Ellawala SEC Order
Ravichandran SEC Order
The United States. District Court for the Southern District of Georgia entered a default judgment against now-defunct microcap issuer and former movie studio Medient Studios, Inc., also known as Moon River Studios, Inc.that enjoins the company from future violations of antifraud, reporting, registration, and proxy statement provisions of the federal securities laws. The default judgment orders Medient to pay $885,000 in disgorgement, $54,368 in prejudgment interest, and a an $885,000 civil penalty. Further, the court entered a final judgment by consent against Joel A. "Jake" Shapiro, a former CEO and director of Medient and its successor company, Fonu2, Inc. In that earlier judgment by consent, Shapiro agreed to settle with the SEC, and without admitting or denying the allegations in the complaint, consented to the entry of a final judgment that enjoins him from future violations of antifraud, reporting, registration, and disclosure provisions of the federal securities laws. The consent judgment prohibits Shapiro from acting as an officer or director of a public company or participating in an offering of penny stock for five years and orders him to pay disgorgement of $21,456, prejudgment interest thereon of $2,385, and a $75,000 civil penalty. The SEC's Complaint alleged in part that Shapiro, along with Medient's founder and former chairman, Manu Kumaran, had schemed to make an assortment of false and misleading statements in Medient's press releases and corporate filings, and that Shapiro, Kumaran, and others backdated and falsified promissory notes as part of a scheme to issue Medient's and Fonu2's common stock in exchange for financing.The SEC's litigation is ongoing with respect to Kumaran/ and to the amount of monetary relief owed by Fonu2 and its former CEO, Roger Miguel. READ THE FULL TEXT:
SEC Complaint - Medient Complaint
SEC Complaint - Shapiro Complaint

Westchester Attorney Indicted For Fraud And False Statement Charges Arising From His Attempt To Embezzle From A Decedent's Estate For Which He Was Court-Appointed Administrator (DOJ Press Release)

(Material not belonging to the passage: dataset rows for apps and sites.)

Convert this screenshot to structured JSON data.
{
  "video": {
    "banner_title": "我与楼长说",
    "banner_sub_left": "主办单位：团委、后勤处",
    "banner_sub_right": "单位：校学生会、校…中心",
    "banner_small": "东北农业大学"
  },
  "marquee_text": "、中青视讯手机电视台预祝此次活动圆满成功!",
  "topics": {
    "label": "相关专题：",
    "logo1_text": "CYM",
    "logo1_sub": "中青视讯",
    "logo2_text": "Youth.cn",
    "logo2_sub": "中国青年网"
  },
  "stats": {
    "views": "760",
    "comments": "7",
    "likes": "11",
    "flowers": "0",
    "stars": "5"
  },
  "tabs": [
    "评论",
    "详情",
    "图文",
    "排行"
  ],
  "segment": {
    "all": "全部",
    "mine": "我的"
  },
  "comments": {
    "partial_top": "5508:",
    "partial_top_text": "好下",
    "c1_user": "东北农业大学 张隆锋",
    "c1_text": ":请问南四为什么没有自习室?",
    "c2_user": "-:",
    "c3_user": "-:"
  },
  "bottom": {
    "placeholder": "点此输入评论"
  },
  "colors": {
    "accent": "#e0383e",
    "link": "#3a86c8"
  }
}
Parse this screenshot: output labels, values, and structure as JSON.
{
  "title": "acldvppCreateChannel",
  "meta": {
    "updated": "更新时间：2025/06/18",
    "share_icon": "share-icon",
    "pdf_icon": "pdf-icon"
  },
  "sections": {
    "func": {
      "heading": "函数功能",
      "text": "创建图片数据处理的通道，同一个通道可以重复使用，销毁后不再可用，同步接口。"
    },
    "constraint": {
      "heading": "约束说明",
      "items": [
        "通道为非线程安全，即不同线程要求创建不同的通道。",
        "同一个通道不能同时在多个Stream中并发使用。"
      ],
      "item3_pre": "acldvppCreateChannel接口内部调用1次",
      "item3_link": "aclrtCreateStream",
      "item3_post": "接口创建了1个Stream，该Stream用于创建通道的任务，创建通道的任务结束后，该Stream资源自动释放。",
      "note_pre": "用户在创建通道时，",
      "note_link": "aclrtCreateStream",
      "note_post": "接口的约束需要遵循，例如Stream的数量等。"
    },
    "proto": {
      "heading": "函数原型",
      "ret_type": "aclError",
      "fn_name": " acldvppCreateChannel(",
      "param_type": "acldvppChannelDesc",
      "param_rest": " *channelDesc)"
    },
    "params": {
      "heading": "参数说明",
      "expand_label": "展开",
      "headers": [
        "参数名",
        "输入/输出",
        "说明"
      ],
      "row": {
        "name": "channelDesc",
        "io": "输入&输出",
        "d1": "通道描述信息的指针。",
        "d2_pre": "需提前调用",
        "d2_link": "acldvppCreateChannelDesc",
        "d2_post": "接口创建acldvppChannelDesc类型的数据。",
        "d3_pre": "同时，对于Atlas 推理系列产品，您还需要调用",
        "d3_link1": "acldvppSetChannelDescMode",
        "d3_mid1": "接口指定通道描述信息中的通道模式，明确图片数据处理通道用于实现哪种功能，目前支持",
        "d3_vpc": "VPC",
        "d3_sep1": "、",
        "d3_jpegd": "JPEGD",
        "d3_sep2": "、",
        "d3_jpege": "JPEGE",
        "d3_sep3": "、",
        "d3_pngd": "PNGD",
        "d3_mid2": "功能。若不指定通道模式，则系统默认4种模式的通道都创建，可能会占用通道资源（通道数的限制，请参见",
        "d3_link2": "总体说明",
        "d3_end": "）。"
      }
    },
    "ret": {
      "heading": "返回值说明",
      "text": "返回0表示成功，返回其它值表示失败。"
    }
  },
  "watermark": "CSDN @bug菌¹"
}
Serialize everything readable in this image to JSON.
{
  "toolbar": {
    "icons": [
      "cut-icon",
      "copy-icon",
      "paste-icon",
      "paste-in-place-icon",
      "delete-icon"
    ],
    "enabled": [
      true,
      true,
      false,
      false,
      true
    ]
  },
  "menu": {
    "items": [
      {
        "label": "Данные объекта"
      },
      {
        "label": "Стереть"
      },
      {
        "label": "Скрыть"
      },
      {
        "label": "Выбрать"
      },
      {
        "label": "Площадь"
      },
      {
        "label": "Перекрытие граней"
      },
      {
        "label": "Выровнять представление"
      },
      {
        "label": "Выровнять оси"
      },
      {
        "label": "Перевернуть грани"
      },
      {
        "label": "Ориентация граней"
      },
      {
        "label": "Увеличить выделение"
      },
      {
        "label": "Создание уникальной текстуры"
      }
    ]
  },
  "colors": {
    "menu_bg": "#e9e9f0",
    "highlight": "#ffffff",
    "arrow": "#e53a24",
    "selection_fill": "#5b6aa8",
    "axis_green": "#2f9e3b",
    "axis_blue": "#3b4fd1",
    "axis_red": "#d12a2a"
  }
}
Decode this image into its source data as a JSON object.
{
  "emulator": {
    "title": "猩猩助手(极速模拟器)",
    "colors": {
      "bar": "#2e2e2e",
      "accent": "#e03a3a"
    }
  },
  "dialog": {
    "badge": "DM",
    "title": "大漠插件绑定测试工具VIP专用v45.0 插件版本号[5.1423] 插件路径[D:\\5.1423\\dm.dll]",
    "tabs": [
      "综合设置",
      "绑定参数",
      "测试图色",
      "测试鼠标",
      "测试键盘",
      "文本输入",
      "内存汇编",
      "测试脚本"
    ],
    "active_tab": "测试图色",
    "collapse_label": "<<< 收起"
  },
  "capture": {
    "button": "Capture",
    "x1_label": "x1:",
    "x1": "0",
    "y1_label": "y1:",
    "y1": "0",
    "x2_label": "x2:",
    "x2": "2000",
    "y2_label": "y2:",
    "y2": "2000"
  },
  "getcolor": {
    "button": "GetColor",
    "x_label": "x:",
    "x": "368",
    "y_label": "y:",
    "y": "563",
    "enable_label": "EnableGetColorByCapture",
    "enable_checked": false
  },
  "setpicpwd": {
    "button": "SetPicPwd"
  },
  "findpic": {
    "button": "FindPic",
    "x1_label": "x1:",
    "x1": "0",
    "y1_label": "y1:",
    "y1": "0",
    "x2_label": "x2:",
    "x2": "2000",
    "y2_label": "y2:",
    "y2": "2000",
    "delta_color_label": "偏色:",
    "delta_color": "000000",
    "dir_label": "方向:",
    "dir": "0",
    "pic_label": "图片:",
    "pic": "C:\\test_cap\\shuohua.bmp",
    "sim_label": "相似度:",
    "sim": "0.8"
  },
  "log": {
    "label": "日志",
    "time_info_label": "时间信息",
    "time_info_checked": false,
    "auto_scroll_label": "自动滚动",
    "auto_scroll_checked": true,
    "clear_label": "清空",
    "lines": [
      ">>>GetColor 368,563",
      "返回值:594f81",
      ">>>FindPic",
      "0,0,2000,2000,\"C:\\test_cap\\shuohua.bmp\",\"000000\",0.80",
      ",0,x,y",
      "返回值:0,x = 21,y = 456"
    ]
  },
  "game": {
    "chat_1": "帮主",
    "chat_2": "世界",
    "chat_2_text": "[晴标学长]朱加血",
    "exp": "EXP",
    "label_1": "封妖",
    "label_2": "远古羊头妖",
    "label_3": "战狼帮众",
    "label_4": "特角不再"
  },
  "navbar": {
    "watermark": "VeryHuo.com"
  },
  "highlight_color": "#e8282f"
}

Attorney Guy Parisi was indicted in the United States District Court for the Southern District of New York on conspiracy, mail fraud and false statements arising from his alleged attempt to embezzle funds from a decedent's estate for which he served as a court-appointed administrator. As alleged in part in the Indictment, on behalf of the estate, Parisiretained Stokes Asset Recovery Services  as the estate's abandoned property location service in exchange for a 15% fee on the value of the estate's assets held by the NYS Comptroller. Allegedly not disclosed and actively concealed was that that Stokes was owned a relative of Parisi's with whom he had formed the asset recovery business less than two weeks before he notified the Comptroller of his retention of the company. READ the FULL TEXT INDICTMENT

Greenville Man Sentenced to 46 Months for $700,000 Fraud Scheme (DOJ Press Release)
Pursuant to his guilty plea to conspiracy to commit wire fraud, Calvert J. Drummond, Jr. was sentenced in the United States District Court for the District of South Carolina to 46 months in prison and ordered o pay $742,000 in restitution. Drummond represented that he could obtain alternative financing for various projects, and in exchange for a fee of several hundred thousand dollars, promised to secure bank guarantees worth millions.In  fact his promises of alternative financing were pure fiction and he converted the fees for personal expenses, travel, jewelry, and other items. Sadly, this is a well-worn scam that never seems to get old or fall out of use. If it's too good to be true, it's too good to be true. I can't tell you how many victims have come to me over the decades with tales about the same fraud, and, trust me, the results of these scams are often devastating.